LONG BEACH, CALIF. — If you read music publications, you might be forgiven for believing there’s been a major milestone in space commercialization. “On Saturday, March 29th, at a ‘remote High Desert location in California,’ the album was loaded onto the ‘experimental Cube Satellite’ Sat-JF14 and blasted into the great beyond onboard Interorbital Systems’ NEPTUNE Modular Rocket,” Rolling Stone reported March 31, referring to a new album by John Frusciante, a former member of the Red Hot Chili Peppers. “John Frusciante’s ‘Enclosure’ Album Is Streaming From Space,” proclaimed the headline of an article by SPIN on Monday.
Both publications got their news from a statement by Frusciante posted on his website that said that the satellite in question was “launched into space aboard an Interorbital Systems’ NEPTUNE Modular Rocket” on March 29. It also advertised an app that claims to track the satellite. “When Sat-JF14 hovers over a users’ geographic region, ENCLOSURE will be unlocked, allowing users to listen to the album for free on any iOS or Android mobile device,” his statement claims.
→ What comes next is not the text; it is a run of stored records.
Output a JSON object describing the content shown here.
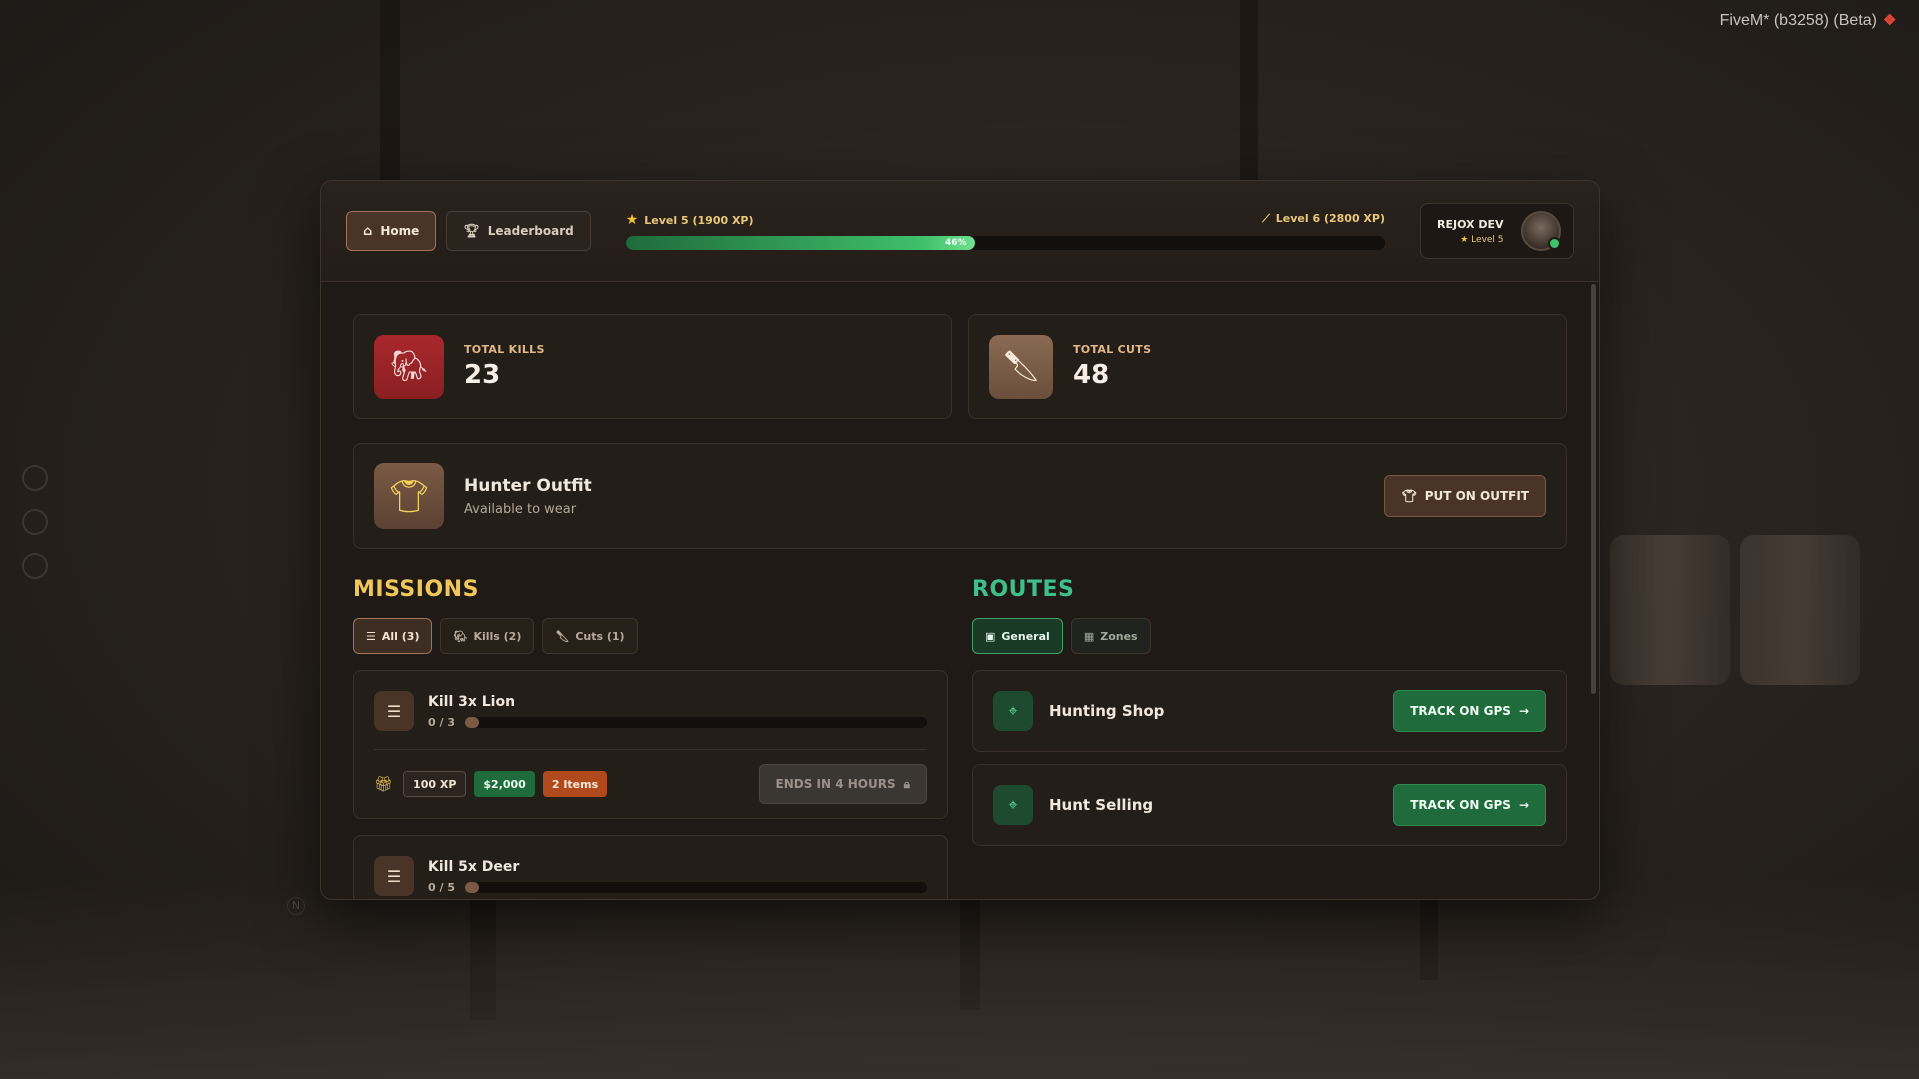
{
  "overlay": {
    "fivem_label": "FiveM* (b3258) (Beta)"
  },
  "nav": {
    "home_label": "Home",
    "leaderboard_label": "Leaderboard"
  },
  "xp": {
    "current_level": "Level 5 (1900 XP)",
    "next_level": "Level 6 (2800 XP)",
    "percent_label": "46%",
    "percent_value": 46
  },
  "profile": {
    "name": "REJOX DEV",
    "level": "Level 5"
  },
  "stats": {
    "kills_label": "TOTAL KILLS",
    "kills_value": "23",
    "cuts_label": "TOTAL CUTS",
    "cuts_value": "48"
  },
  "outfit": {
    "title": "Hunter Outfit",
    "subtitle": "Available to wear",
    "button_label": "PUT ON OUTFIT"
  },
  "missions": {
    "title": "MISSIONS",
    "filters": [
      "All (3)",
      "Kills (2)",
      "Cuts (1)"
    ],
    "items": [
      {
        "title": "Kill 3x Lion",
        "progress": "0 / 3",
        "rewards": [
          "100 XP",
          "$2,000",
          "2 Items"
        ],
        "ends": "ENDS IN 4 HOURS"
      },
      {
        "title": "Kill 5x Deer",
        "progress": "0 / 5"
      }
    ]
  },
  "routes": {
    "title": "ROUTES",
    "filters": [
      "General",
      "Zones"
    ],
    "items": [
      {
        "title": "Hunting Shop",
        "button_label": "TRACK ON GPS"
      },
      {
        "title": "Hunt Selling",
        "button_label": "TRACK ON GPS"
      }
    ]
  },
  "colors": {
    "accent_gold": "#f0c75a",
    "accent_green": "#3fc08a",
    "panel_bg": "#1f1a16"
  }
}
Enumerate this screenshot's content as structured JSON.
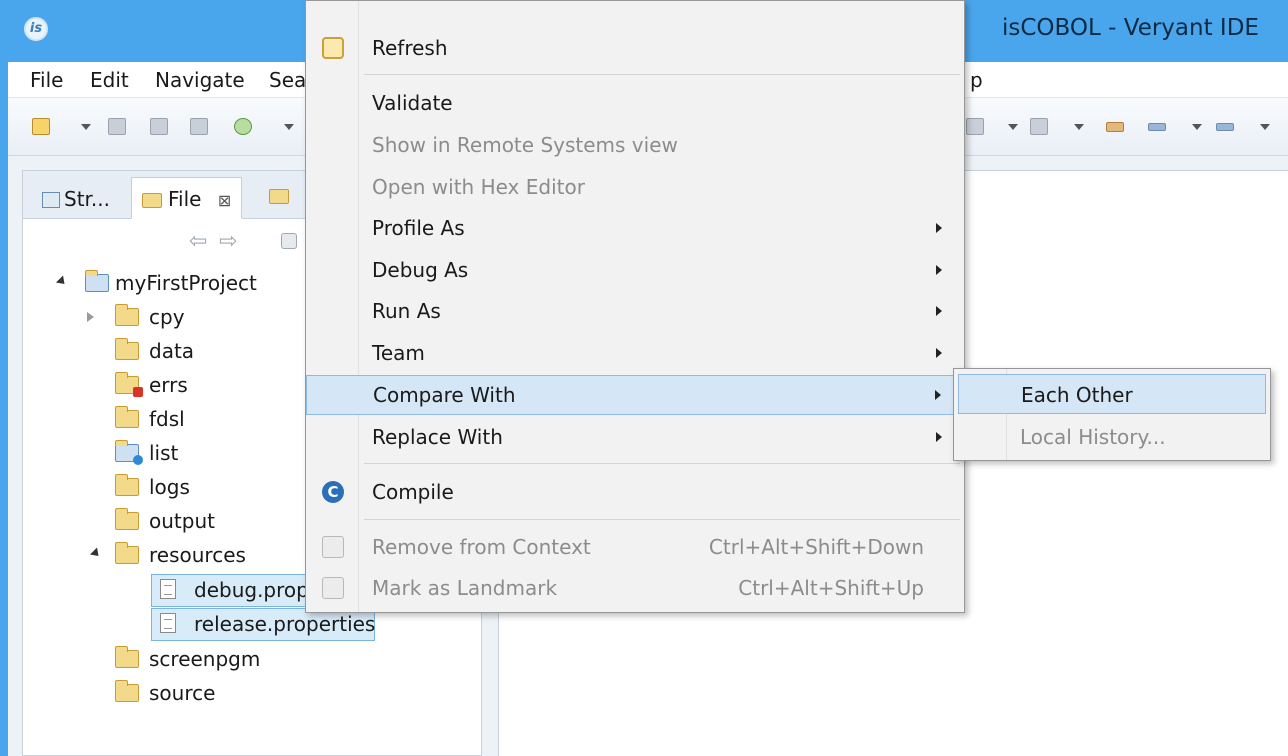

So, is there really a Sat-JF14 orbiting Earth, broadcasting a rock musician’s latest album? Well, there was a launch March 29 from Mojave, Calif., by Interorbital Systems, the company announced. The company’s Common Propulsion Module Test Vehicle (CPM TV), powered by a 7,500-pound-force engine, lifted off from the Friends of Amateur Rocketry test site in the Mojave. Included in the rocket’s payloads was one for Frusciante.
The catch? Experimental Cube Satellite Sat-JF14, or whatever Frusciante’s payload was on that rocket, is not in orbit, nor was it even intended to be in orbit. “Due to a center of pressure anomaly, the rocket reached 10,000 feet, which was half of its calculated altitude,” the Interorbital statement notes. “The rocket’s health and recovery system adapted to the problem and returned the rocket and its payloads safely to the ground.” In other words, anyone listening to his album using that smartphone app while on a commercial airliner are several times higher above the ground than the “satellite” ever reached.
Setting Frusciante’s satellite claims aside, the launch was a major step forward for Interorbital, which in the last couple of years had limited its testing to static engine tests. The company is still planning to develop the NEPTUNE orbital launch system, although it didn’t indicate a schedule in its release for future tests, suborbital or orbital, for that rocket. As recently as last August, the company said it was planning to launch nearly 60 small satellites into orbit on a NEPTUNE in 2014, so it needs to keep making progress if it has any shot of achieving that goal.
This article originally appeared on New Space Journal.